Hariri M, Azadbakht L. Magnesium, Iron, and Zinc Supplementation for the Treatment of Attention Deficit Hyperactivity Disorder: a Systematic Review On the Recent Literature. Int J Prev Med. 2015;6:83. PubMed PMID: 26445630.
* Article titles in AMA citation format should be in sentence-case
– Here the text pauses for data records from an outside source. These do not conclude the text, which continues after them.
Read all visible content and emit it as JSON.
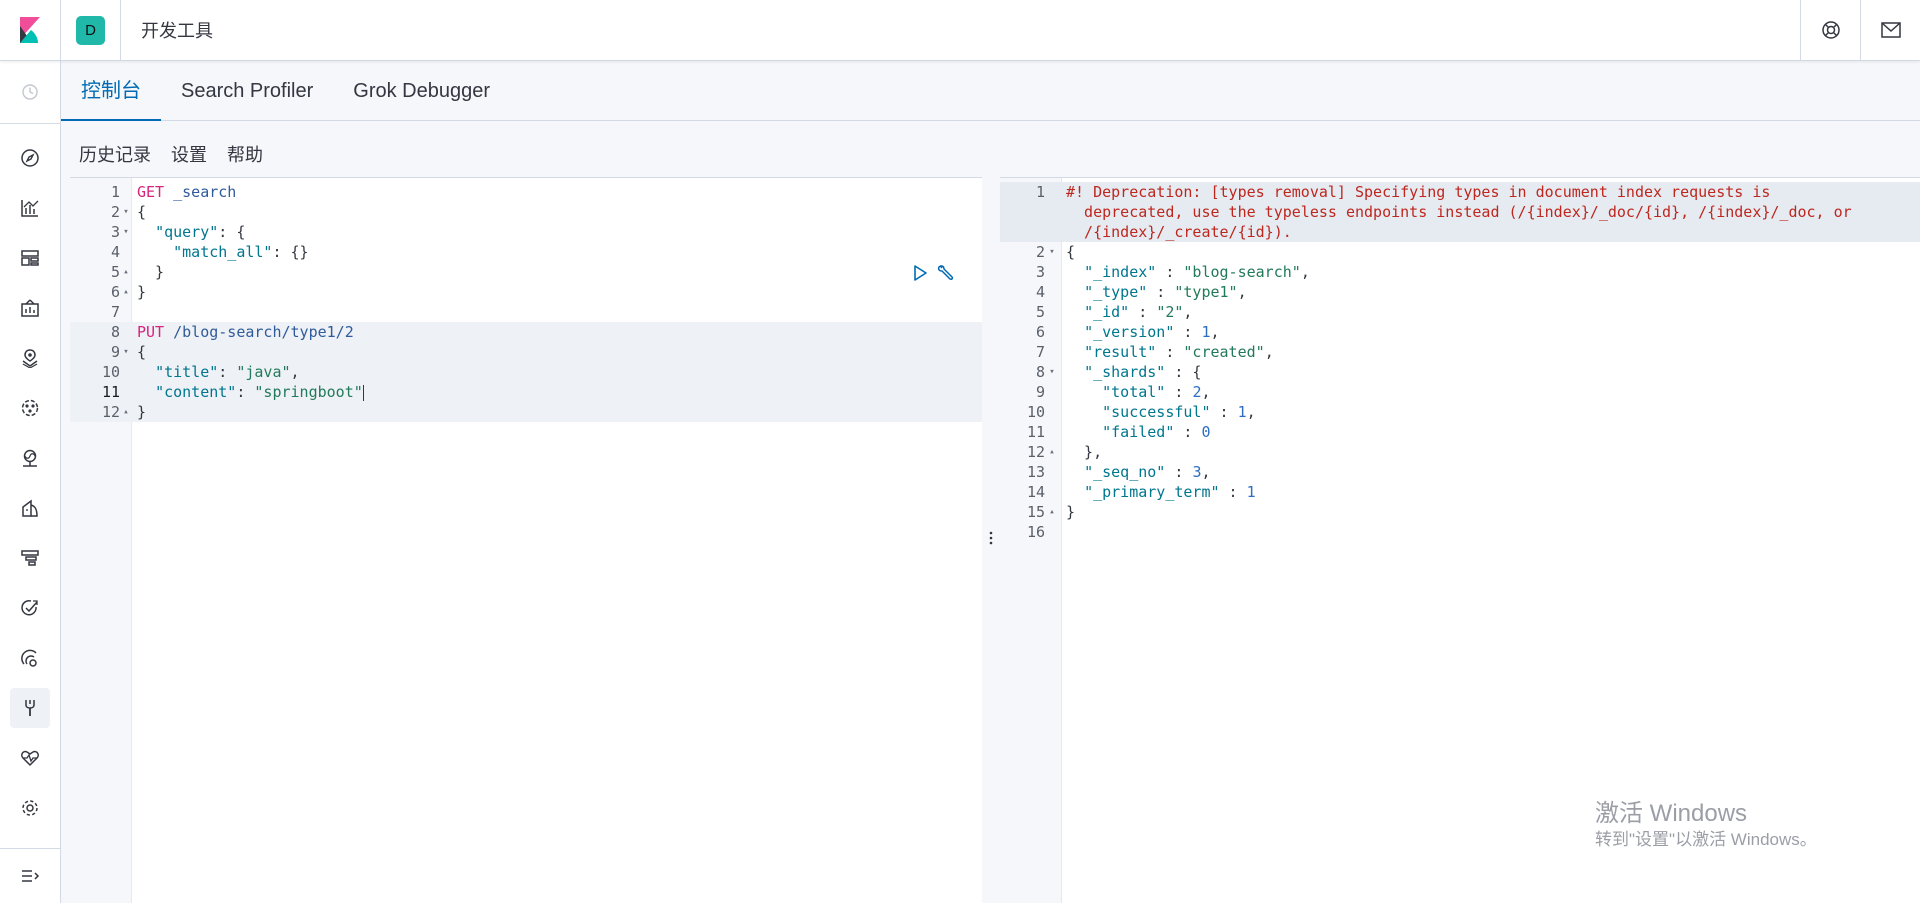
{
  "header": {
    "space_initial": "D",
    "app_title": "开发工具",
    "right_icons": [
      "help-icon",
      "newsfeed-icon"
    ]
  },
  "sidebar": {
    "items": [
      {
        "name": "discover",
        "icon": "compass-icon"
      },
      {
        "name": "visualize",
        "icon": "chart-icon"
      },
      {
        "name": "dashboard",
        "icon": "dashboard-icon"
      },
      {
        "name": "canvas",
        "icon": "canvas-icon"
      },
      {
        "name": "maps",
        "icon": "maps-icon"
      },
      {
        "name": "machine-learning",
        "icon": "ml-icon"
      },
      {
        "name": "infrastructure",
        "icon": "infra-icon"
      },
      {
        "name": "logs",
        "icon": "logs-icon"
      },
      {
        "name": "apm",
        "icon": "apm-icon"
      },
      {
        "name": "uptime",
        "icon": "uptime-icon"
      },
      {
        "name": "siem",
        "icon": "siem-icon"
      },
      {
        "name": "dev-tools",
        "icon": "wrench-icon",
        "active": true
      },
      {
        "name": "monitoring",
        "icon": "heartbeat-icon"
      },
      {
        "name": "management",
        "icon": "gear-icon"
      }
    ]
  },
  "tabs": [
    {
      "label": "控制台",
      "selected": true
    },
    {
      "label": "Search Profiler",
      "selected": false
    },
    {
      "label": "Grok Debugger",
      "selected": false
    }
  ],
  "subnav": {
    "history": "历史记录",
    "settings": "设置",
    "help": "帮助"
  },
  "request": {
    "lines": [
      {
        "n": "1",
        "fold": "",
        "segments": [
          {
            "c": "kw",
            "t": "GET"
          },
          {
            "c": "url",
            "t": " _search"
          }
        ]
      },
      {
        "n": "2",
        "fold": "down",
        "segments": [
          {
            "c": "pun",
            "t": "{"
          }
        ]
      },
      {
        "n": "3",
        "fold": "down",
        "segments": [
          {
            "c": "pun",
            "t": "  "
          },
          {
            "c": "key",
            "t": "\"query\""
          },
          {
            "c": "pun",
            "t": ": {"
          }
        ]
      },
      {
        "n": "4",
        "fold": "",
        "segments": [
          {
            "c": "pun",
            "t": "    "
          },
          {
            "c": "key",
            "t": "\"match_all\""
          },
          {
            "c": "pun",
            "t": ": {}"
          }
        ]
      },
      {
        "n": "5",
        "fold": "up",
        "segments": [
          {
            "c": "pun",
            "t": "  }"
          }
        ]
      },
      {
        "n": "6",
        "fold": "up",
        "segments": [
          {
            "c": "pun",
            "t": "}"
          }
        ]
      },
      {
        "n": "7",
        "fold": "",
        "segments": []
      },
      {
        "n": "8",
        "fold": "",
        "segments": [
          {
            "c": "kw",
            "t": "PUT"
          },
          {
            "c": "url",
            "t": " /blog-search/type1/2"
          }
        ]
      },
      {
        "n": "9",
        "fold": "down",
        "segments": [
          {
            "c": "pun",
            "t": "{"
          }
        ]
      },
      {
        "n": "10",
        "fold": "",
        "segments": [
          {
            "c": "pun",
            "t": "  "
          },
          {
            "c": "key",
            "t": "\"title\""
          },
          {
            "c": "pun",
            "t": ": "
          },
          {
            "c": "str",
            "t": "\"java\""
          },
          {
            "c": "pun",
            "t": ","
          }
        ]
      },
      {
        "n": "11",
        "fold": "",
        "segments": [
          {
            "c": "pun",
            "t": "  "
          },
          {
            "c": "key",
            "t": "\"content\""
          },
          {
            "c": "pun",
            "t": ": "
          },
          {
            "c": "str",
            "t": "\"springboot\""
          }
        ]
      },
      {
        "n": "12",
        "fold": "up",
        "segments": [
          {
            "c": "pun",
            "t": "}"
          }
        ]
      }
    ]
  },
  "response": {
    "lines": [
      {
        "n": "1",
        "fold": "",
        "segments": [
          {
            "c": "warn",
            "t": "#! Deprecation: [types removal] Specifying types in document index requests is"
          }
        ]
      },
      {
        "n": "",
        "fold": "",
        "segments": [
          {
            "c": "warn",
            "t": "  deprecated, use the typeless endpoints instead (/{index}/_doc/{id}, /{index}/_doc, or"
          }
        ]
      },
      {
        "n": "",
        "fold": "",
        "segments": [
          {
            "c": "warn",
            "t": "  /{index}/_create/{id})."
          }
        ]
      },
      {
        "n": "2",
        "fold": "down",
        "segments": [
          {
            "c": "pun",
            "t": "{"
          }
        ]
      },
      {
        "n": "3",
        "fold": "",
        "segments": [
          {
            "c": "pun",
            "t": "  "
          },
          {
            "c": "key",
            "t": "\"_index\""
          },
          {
            "c": "pun",
            "t": " : "
          },
          {
            "c": "str",
            "t": "\"blog-search\""
          },
          {
            "c": "pun",
            "t": ","
          }
        ]
      },
      {
        "n": "4",
        "fold": "",
        "segments": [
          {
            "c": "pun",
            "t": "  "
          },
          {
            "c": "key",
            "t": "\"_type\""
          },
          {
            "c": "pun",
            "t": " : "
          },
          {
            "c": "str",
            "t": "\"type1\""
          },
          {
            "c": "pun",
            "t": ","
          }
        ]
      },
      {
        "n": "5",
        "fold": "",
        "segments": [
          {
            "c": "pun",
            "t": "  "
          },
          {
            "c": "key",
            "t": "\"_id\""
          },
          {
            "c": "pun",
            "t": " : "
          },
          {
            "c": "str",
            "t": "\"2\""
          },
          {
            "c": "pun",
            "t": ","
          }
        ]
      },
      {
        "n": "6",
        "fold": "",
        "segments": [
          {
            "c": "pun",
            "t": "  "
          },
          {
            "c": "key",
            "t": "\"_version\""
          },
          {
            "c": "pun",
            "t": " : "
          },
          {
            "c": "num",
            "t": "1"
          },
          {
            "c": "pun",
            "t": ","
          }
        ]
      },
      {
        "n": "7",
        "fold": "",
        "segments": [
          {
            "c": "pun",
            "t": "  "
          },
          {
            "c": "key",
            "t": "\"result\""
          },
          {
            "c": "pun",
            "t": " : "
          },
          {
            "c": "str",
            "t": "\"created\""
          },
          {
            "c": "pun",
            "t": ","
          }
        ]
      },
      {
        "n": "8",
        "fold": "down",
        "segments": [
          {
            "c": "pun",
            "t": "  "
          },
          {
            "c": "key",
            "t": "\"_shards\""
          },
          {
            "c": "pun",
            "t": " : {"
          }
        ]
      },
      {
        "n": "9",
        "fold": "",
        "segments": [
          {
            "c": "pun",
            "t": "    "
          },
          {
            "c": "key",
            "t": "\"total\""
          },
          {
            "c": "pun",
            "t": " : "
          },
          {
            "c": "num",
            "t": "2"
          },
          {
            "c": "pun",
            "t": ","
          }
        ]
      },
      {
        "n": "10",
        "fold": "",
        "segments": [
          {
            "c": "pun",
            "t": "    "
          },
          {
            "c": "key",
            "t": "\"successful\""
          },
          {
            "c": "pun",
            "t": " : "
          },
          {
            "c": "num",
            "t": "1"
          },
          {
            "c": "pun",
            "t": ","
          }
        ]
      },
      {
        "n": "11",
        "fold": "",
        "segments": [
          {
            "c": "pun",
            "t": "    "
          },
          {
            "c": "key",
            "t": "\"failed\""
          },
          {
            "c": "pun",
            "t": " : "
          },
          {
            "c": "num",
            "t": "0"
          }
        ]
      },
      {
        "n": "12",
        "fold": "up",
        "segments": [
          {
            "c": "pun",
            "t": "  },"
          }
        ]
      },
      {
        "n": "13",
        "fold": "",
        "segments": [
          {
            "c": "pun",
            "t": "  "
          },
          {
            "c": "key",
            "t": "\"_seq_no\""
          },
          {
            "c": "pun",
            "t": " : "
          },
          {
            "c": "num",
            "t": "3"
          },
          {
            "c": "pun",
            "t": ","
          }
        ]
      },
      {
        "n": "14",
        "fold": "",
        "segments": [
          {
            "c": "pun",
            "t": "  "
          },
          {
            "c": "key",
            "t": "\"_primary_term\""
          },
          {
            "c": "pun",
            "t": " : "
          },
          {
            "c": "num",
            "t": "1"
          }
        ]
      },
      {
        "n": "15",
        "fold": "up",
        "segments": [
          {
            "c": "pun",
            "t": "}"
          }
        ]
      },
      {
        "n": "16",
        "fold": "",
        "segments": []
      }
    ]
  },
  "watermark": {
    "title": "激活 Windows",
    "subtitle": "转到\"设置\"以激活 Windows。"
  },
  "colors": {
    "accent": "#006bb4",
    "method": "#d7247c",
    "key": "#00768f",
    "string": "#227a5a",
    "warning": "#bd271e"
  }
}
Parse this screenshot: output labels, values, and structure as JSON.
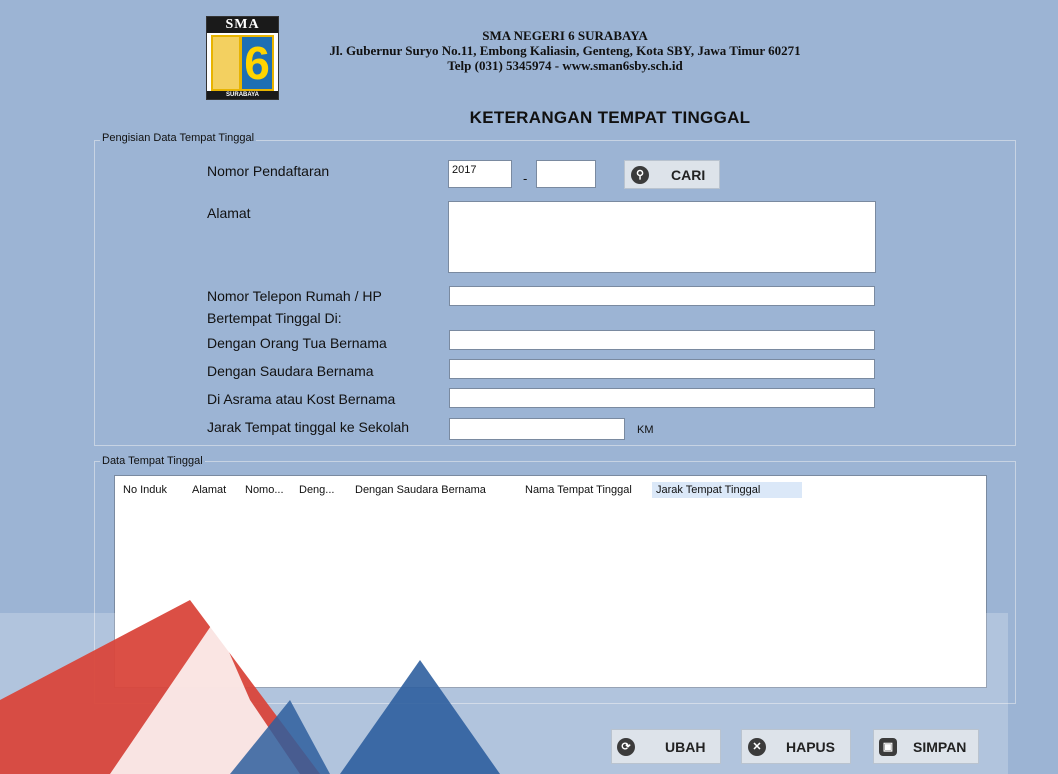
{
  "header": {
    "logo_text_top": "SMA",
    "logo_number": "6",
    "logo_text_bottom": "SURABAYA",
    "school_name": "SMA NEGERI 6 SURABAYA",
    "address": "Jl. Gubernur Suryo No.11, Embong Kaliasin, Genteng, Kota SBY, Jawa Timur 60271",
    "contact": "Telp (031) 5345974 - www.sman6sby.sch.id",
    "form_title": "KETERANGAN TEMPAT TINGGAL"
  },
  "form": {
    "group_label": "Pengisian Data Tempat Tinggal",
    "labels": {
      "nomor_pendaftaran": "Nomor Pendaftaran",
      "alamat": "Alamat",
      "telepon": "Nomor Telepon Rumah / HP",
      "bertempat": "Bertempat Tinggal Di:",
      "orang_tua": "Dengan Orang Tua Bernama",
      "saudara": "Dengan Saudara Bernama",
      "asrama": "Di Asrama atau Kost Bernama",
      "jarak": "Jarak Tempat tinggal ke Sekolah"
    },
    "values": {
      "nomor_year": "2017",
      "nomor_separator": "-",
      "nomor_suffix": "",
      "alamat": "",
      "telepon": "",
      "orang_tua": "",
      "saudara": "",
      "asrama": "",
      "jarak": ""
    },
    "jarak_unit": "KM",
    "cari_label": "CARI"
  },
  "table": {
    "group_label": "Data Tempat Tinggal",
    "columns": [
      "No Induk",
      "Alamat",
      "Nomo...",
      "Deng...",
      "Dengan Saudara Bernama",
      "Nama Tempat Tinggal",
      "Jarak Tempat Tinggal"
    ],
    "rows": []
  },
  "actions": {
    "ubah": "UBAH",
    "hapus": "HAPUS",
    "simpan": "SIMPAN"
  },
  "colors": {
    "background": "#9cb4d4",
    "button": "#dde3ea",
    "icon": "#3b3b3b",
    "watermark_red": "#d9463b",
    "watermark_blue": "#2f5f9e"
  },
  "icons": {
    "search": "search-icon",
    "ubah": "refresh-icon",
    "hapus": "close-icon",
    "simpan": "save-icon"
  }
}
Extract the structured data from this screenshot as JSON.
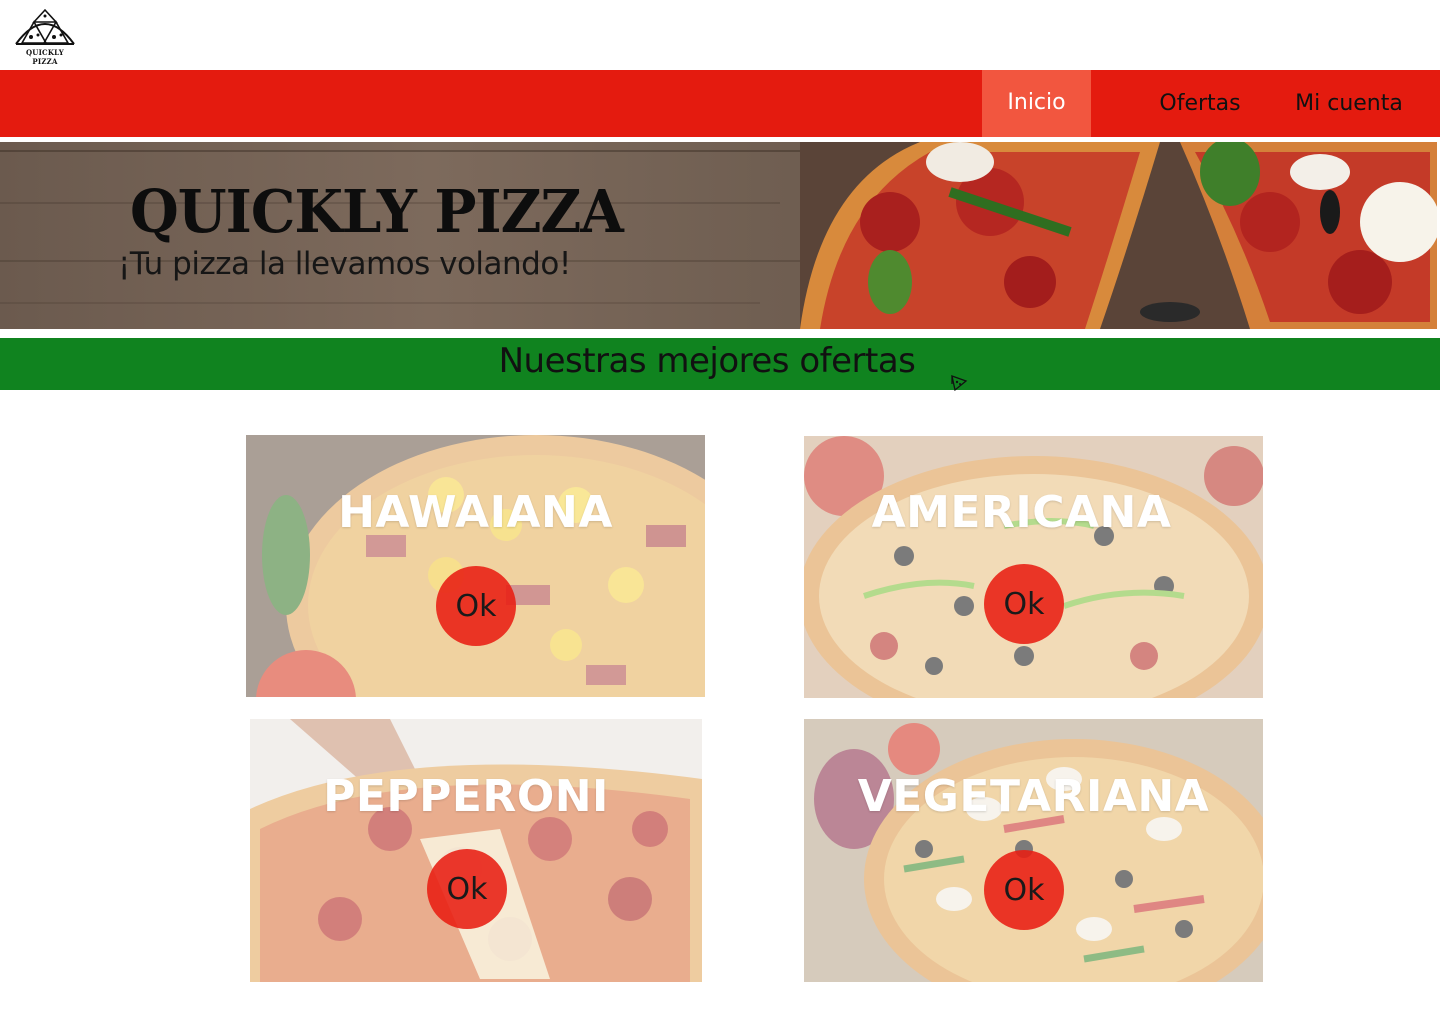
{
  "brand": {
    "logo_text": "QUICKLY PIZZA",
    "logo_icon": "pizza-slices-logo-icon"
  },
  "nav": {
    "items": [
      {
        "label": "Inicio",
        "active": true
      },
      {
        "label": "Ofertas",
        "active": false
      },
      {
        "label": "Mi cuenta",
        "active": false
      }
    ]
  },
  "hero": {
    "title": "QUICKLY PIZZA",
    "subtitle": "¡Tu pizza la llevamos volando!"
  },
  "offers": {
    "heading": "Nuestras mejores ofertas",
    "icon": "pizza-slice-icon"
  },
  "products": [
    {
      "name": "HAWAIANA",
      "button_label": "Ok"
    },
    {
      "name": "AMERICANA",
      "button_label": "Ok"
    },
    {
      "name": "PEPPERONI",
      "button_label": "Ok"
    },
    {
      "name": "VEGETARIANA",
      "button_label": "Ok"
    }
  ],
  "colors": {
    "nav_bg": "#e41b0f",
    "nav_active_bg": "#f2563f",
    "offers_bar_bg": "#10831f",
    "ok_button_bg": "#e81e12"
  }
}
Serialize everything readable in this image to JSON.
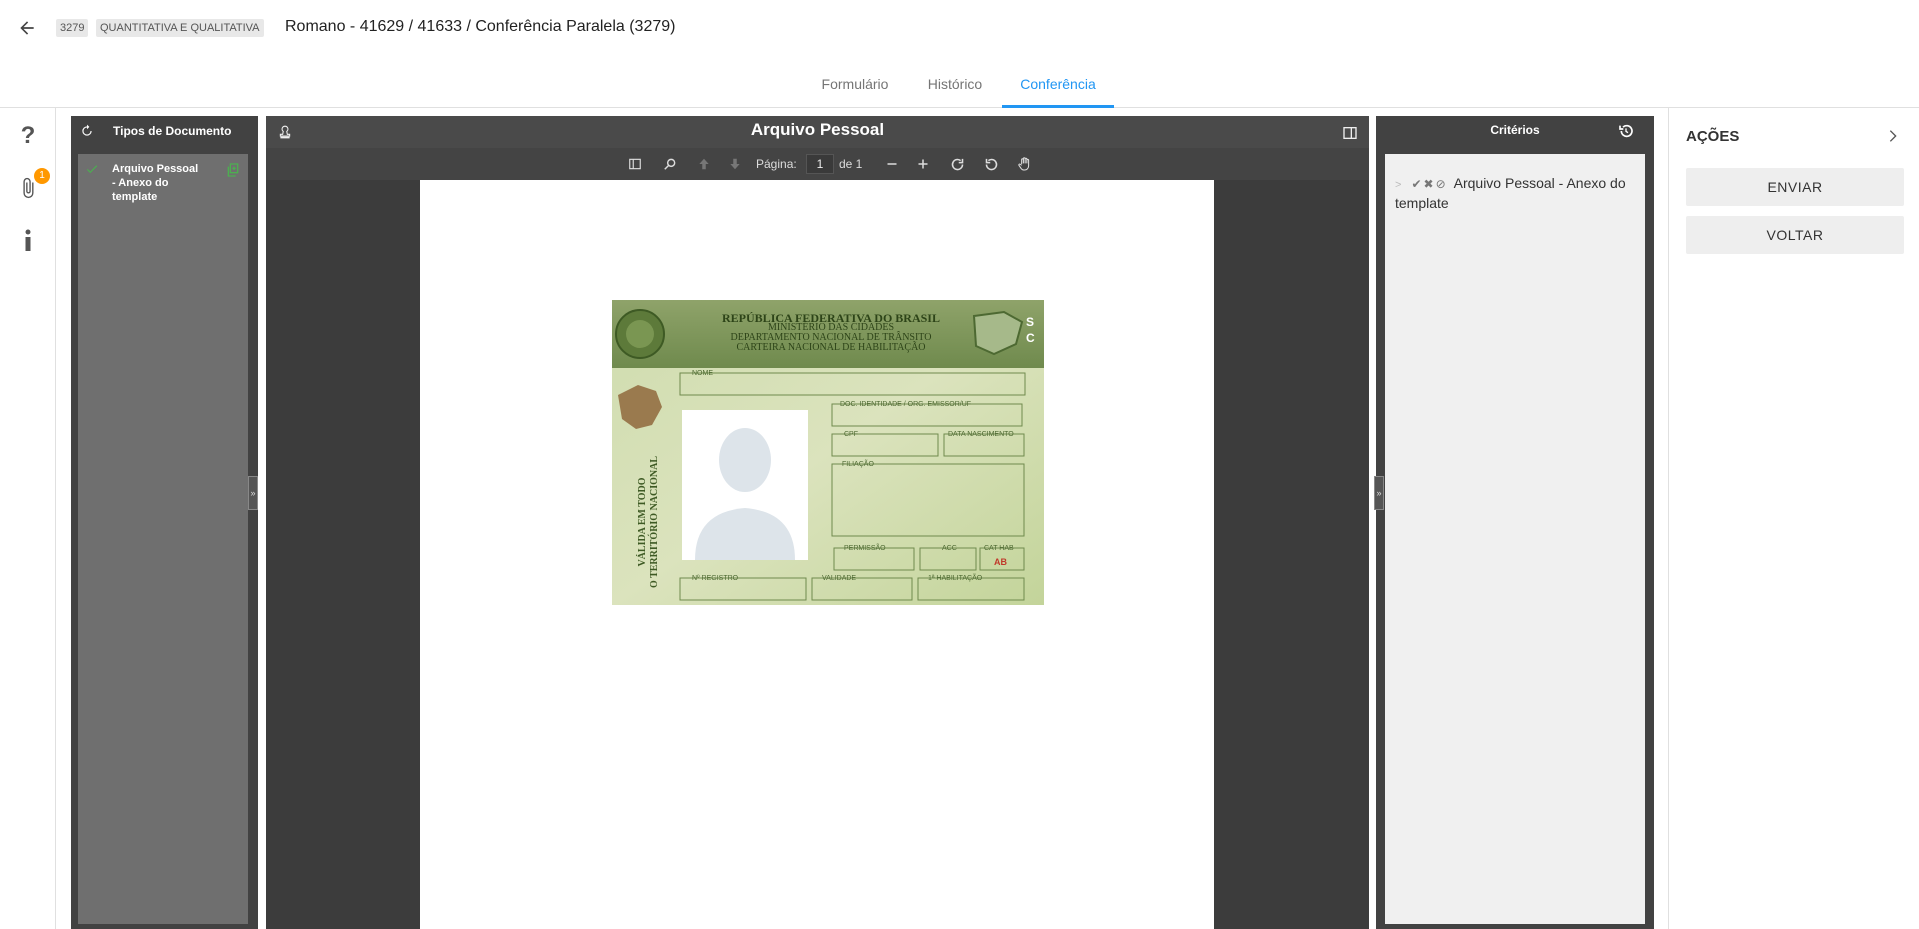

TY - JOUR T1 - Magnesium, Iron, and Zinc Supplementation for the Treatment of Attention Deficit Hyperactivity Disorder: A Systematic Review on the Recent Literature. AU - Hariri,Mitra, AU - Azadbakht,Leila, Y1 - 2015/09/02/ PY - 2014/04/15/received PY - 2015/04/30/accepted PY - 2015/10/8/entrez PY - 2015/10/9/pubmed PY - 2015/10/9/medline KW - Attention deficient hyperactivity disorder KW - iron KW - magnesium KW - zinc SP - 83 EP - 83 JF - International journal of preventive medicine JO - Int J Prev Med VL - 6 N2 - BACKGROUND: The etiology of attention deficit hyperactivity disorder (ADHD) is not exactly known and its etiology is multifactorial. The usual treatment for these children is based on pharmacotherapy treatment, although the pharmacotherapy has a high effectiveness in ADHD treatment, it often causes different side effects. Existing evidence suggests that children who receive mineral supplement without considering their age and supplement formula may perform better on different behavioral tests compared with those receiving placebo. METHODS: In this study, we tried to review the previous evidence regarding the effects of minerals in prevention and management of ADHD. We searched PubMed/Medline, Google Scholar, Ovid, Scopus, and ISI web of science up to June 2013. "iron," "iron supplementation," "magnesium," "magnesium supplementation," "zinc," "zinc supplementation," "attention deficit hyperactivity disorder" were used as the keywords. Totally 11 randomized controlled trials were eligible to be included in the systematic review. RESULTS: Our review showed that we don't have any predominant evidence about using mineral supplementation on children with ADHD. CONCLUSIONS: We need more evidence for indicating the effect of zinc, magnesium, and iron supplementation in the treatment of ADHD among children. SN - 2008-7802 UR - https://www.unboundmedicine.com/medline/citation/26445630/full_citation L2 - http://www.ijpvmjournal.net/article.asp?issn=2008-7802;year=2015;volume=6;issue=1;spage=83;epage=83;aulast=Hariri DB - PRIME DP - Unbound Medicine ER -